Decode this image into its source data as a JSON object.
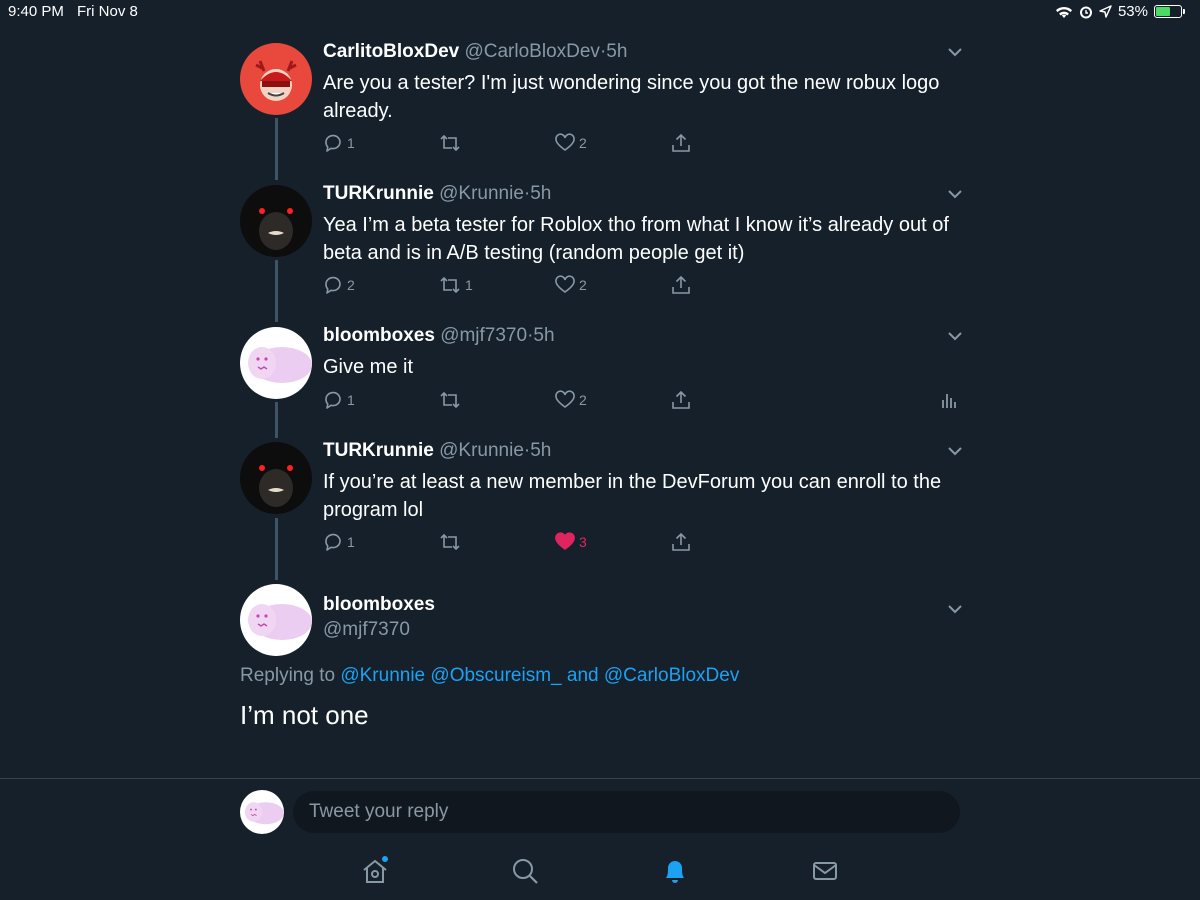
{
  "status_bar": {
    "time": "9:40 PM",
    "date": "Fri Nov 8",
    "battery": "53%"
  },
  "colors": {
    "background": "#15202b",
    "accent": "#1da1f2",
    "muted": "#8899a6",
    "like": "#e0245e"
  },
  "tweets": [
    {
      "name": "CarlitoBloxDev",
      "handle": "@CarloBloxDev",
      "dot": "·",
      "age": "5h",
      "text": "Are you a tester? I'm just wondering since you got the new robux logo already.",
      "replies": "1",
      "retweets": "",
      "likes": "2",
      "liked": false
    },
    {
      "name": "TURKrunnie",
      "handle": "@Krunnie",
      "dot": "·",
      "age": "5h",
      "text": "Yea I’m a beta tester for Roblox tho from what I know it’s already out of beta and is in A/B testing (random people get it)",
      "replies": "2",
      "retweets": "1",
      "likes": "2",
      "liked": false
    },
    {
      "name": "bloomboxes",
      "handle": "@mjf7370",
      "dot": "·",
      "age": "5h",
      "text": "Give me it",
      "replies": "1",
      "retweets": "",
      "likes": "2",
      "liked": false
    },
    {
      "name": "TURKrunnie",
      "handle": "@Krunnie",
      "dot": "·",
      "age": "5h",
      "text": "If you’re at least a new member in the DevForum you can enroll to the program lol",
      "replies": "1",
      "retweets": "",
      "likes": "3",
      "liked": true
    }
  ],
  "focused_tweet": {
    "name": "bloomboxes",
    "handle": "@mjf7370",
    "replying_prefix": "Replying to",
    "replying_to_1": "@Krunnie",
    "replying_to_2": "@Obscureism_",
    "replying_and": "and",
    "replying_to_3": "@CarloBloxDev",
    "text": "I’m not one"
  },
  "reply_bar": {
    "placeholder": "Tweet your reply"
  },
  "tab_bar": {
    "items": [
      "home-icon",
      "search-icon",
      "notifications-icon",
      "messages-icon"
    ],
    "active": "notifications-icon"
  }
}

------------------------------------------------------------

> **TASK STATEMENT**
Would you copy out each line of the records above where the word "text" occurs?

> **SOLUTION BELOW**
      "text": "Are you a tester? I'm just wondering since you got the new robux logo already.",
      "text": "Yea I’m a beta tester for Roblox tho from what I know it’s already out of beta and is in A/B testing (random people get it)",
      "text": "Give me it",
      "text": "If you’re at least a new member in the DevForum you can enroll to the program lol",
    "text": "I’m not one"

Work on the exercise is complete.